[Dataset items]
▬▬▬
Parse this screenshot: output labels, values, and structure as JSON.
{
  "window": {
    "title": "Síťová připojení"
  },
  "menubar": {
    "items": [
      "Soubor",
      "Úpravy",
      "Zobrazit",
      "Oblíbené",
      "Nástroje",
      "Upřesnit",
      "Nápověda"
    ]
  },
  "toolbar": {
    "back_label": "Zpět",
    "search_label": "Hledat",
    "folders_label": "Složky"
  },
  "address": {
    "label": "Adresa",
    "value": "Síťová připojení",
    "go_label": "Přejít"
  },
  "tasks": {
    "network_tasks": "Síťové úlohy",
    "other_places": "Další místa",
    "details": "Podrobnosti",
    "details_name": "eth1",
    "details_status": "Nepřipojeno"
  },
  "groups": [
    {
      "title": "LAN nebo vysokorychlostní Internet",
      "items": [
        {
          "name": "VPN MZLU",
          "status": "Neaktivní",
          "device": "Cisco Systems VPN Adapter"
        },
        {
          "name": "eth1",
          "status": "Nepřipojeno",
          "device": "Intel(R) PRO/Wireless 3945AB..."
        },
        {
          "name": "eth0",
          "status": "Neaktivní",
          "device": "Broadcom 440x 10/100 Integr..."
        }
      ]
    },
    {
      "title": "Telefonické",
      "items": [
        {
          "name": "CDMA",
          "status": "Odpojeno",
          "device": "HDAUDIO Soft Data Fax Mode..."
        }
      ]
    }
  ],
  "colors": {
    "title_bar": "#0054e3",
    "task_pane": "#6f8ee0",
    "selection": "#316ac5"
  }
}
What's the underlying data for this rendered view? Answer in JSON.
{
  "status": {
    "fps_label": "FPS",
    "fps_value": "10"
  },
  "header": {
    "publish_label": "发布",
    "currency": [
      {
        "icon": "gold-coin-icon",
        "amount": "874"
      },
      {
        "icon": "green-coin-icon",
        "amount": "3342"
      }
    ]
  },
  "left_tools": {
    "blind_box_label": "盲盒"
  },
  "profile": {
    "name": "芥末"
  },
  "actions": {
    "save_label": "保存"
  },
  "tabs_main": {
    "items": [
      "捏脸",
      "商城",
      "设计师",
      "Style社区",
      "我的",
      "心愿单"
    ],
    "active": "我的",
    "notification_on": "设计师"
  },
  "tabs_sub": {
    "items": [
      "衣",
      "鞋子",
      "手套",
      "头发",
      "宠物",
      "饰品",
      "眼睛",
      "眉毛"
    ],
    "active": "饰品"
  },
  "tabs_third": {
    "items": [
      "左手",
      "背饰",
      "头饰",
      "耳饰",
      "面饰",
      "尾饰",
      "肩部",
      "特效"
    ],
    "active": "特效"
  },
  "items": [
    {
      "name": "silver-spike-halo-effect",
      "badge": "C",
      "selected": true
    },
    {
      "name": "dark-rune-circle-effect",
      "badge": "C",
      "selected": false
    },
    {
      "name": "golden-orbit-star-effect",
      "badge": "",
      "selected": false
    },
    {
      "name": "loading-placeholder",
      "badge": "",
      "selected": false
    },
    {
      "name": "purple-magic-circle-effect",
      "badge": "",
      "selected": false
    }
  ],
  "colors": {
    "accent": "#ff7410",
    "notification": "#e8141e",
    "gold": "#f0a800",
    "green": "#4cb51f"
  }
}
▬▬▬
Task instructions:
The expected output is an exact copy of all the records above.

Exercise result:
Parse this screenshot: output labels, values, and structure as JSON.
{
  "window": {
    "title": "Síťová připojení"
  },
  "menubar": {
    "items": [
      "Soubor",
      "Úpravy",
      "Zobrazit",
      "Oblíbené",
      "Nástroje",
      "Upřesnit",
      "Nápověda"
    ]
  },
  "toolbar": {
    "back_label": "Zpět",
    "search_label": "Hledat",
    "folders_label": "Složky"
  },
  "address": {
    "label": "Adresa",
    "value": "Síťová připojení",
    "go_label": "Přejít"
  },
  "tasks": {
    "network_tasks": "Síťové úlohy",
    "other_places": "Další místa",
    "details": "Podrobnosti",
    "details_name": "eth1",
    "details_status": "Nepřipojeno"
  },
  "groups": [
    {
      "title": "LAN nebo vysokorychlostní Internet",
      "items": [
        {
          "name": "VPN MZLU",
          "status": "Neaktivní",
          "device": "Cisco Systems VPN Adapter"
        },
        {
          "name": "eth1",
          "status": "Nepřipojeno",
          "device": "Intel(R) PRO/Wireless 3945AB..."
        },
        {
          "name": "eth0",
          "status": "Neaktivní",
          "device": "Broadcom 440x 10/100 Integr..."
        }
      ]
    },
    {
      "title": "Telefonické",
      "items": [
        {
          "name": "CDMA",
          "status": "Odpojeno",
          "device": "HDAUDIO Soft Data Fax Mode..."
        }
      ]
    }
  ],
  "colors": {
    "title_bar": "#0054e3",
    "task_pane": "#6f8ee0",
    "selection": "#316ac5"
  }
}
What's the underlying data for this rendered view? Answer in JSON.
{
  "status": {
    "fps_label": "FPS",
    "fps_value": "10"
  },
  "header": {
    "publish_label": "发布",
    "currency": [
      {
        "icon": "gold-coin-icon",
        "amount": "874"
      },
      {
        "icon": "green-coin-icon",
        "amount": "3342"
      }
    ]
  },
  "left_tools": {
    "blind_box_label": "盲盒"
  },
  "profile": {
    "name": "芥末"
  },
  "actions": {
    "save_label": "保存"
  },
  "tabs_main": {
    "items": [
      "捏脸",
      "商城",
      "设计师",
      "Style社区",
      "我的",
      "心愿单"
    ],
    "active": "我的",
    "notification_on": "设计师"
  },
  "tabs_sub": {
    "items": [
      "衣",
      "鞋子",
      "手套",
      "头发",
      "宠物",
      "饰品",
      "眼睛",
      "眉毛"
    ],
    "active": "饰品"
  },
  "tabs_third": {
    "items": [
      "左手",
      "背饰",
      "头饰",
      "耳饰",
      "面饰",
      "尾饰",
      "肩部",
      "特效"
    ],
    "active": "特效"
  },
  "items": [
    {
      "name": "silver-spike-halo-effect",
      "badge": "C",
      "selected": true
    },
    {
      "name": "dark-rune-circle-effect",
      "badge": "C",
      "selected": false
    },
    {
      "name": "golden-orbit-star-effect",
      "badge": "",
      "selected": false
    },
    {
      "name": "loading-placeholder",
      "badge": "",
      "selected": false
    },
    {
      "name": "purple-magic-circle-effect",
      "badge": "",
      "selected": false
    }
  ],
  "colors": {
    "accent": "#ff7410",
    "notification": "#e8141e",
    "gold": "#f0a800",
    "green": "#4cb51f"
  }
}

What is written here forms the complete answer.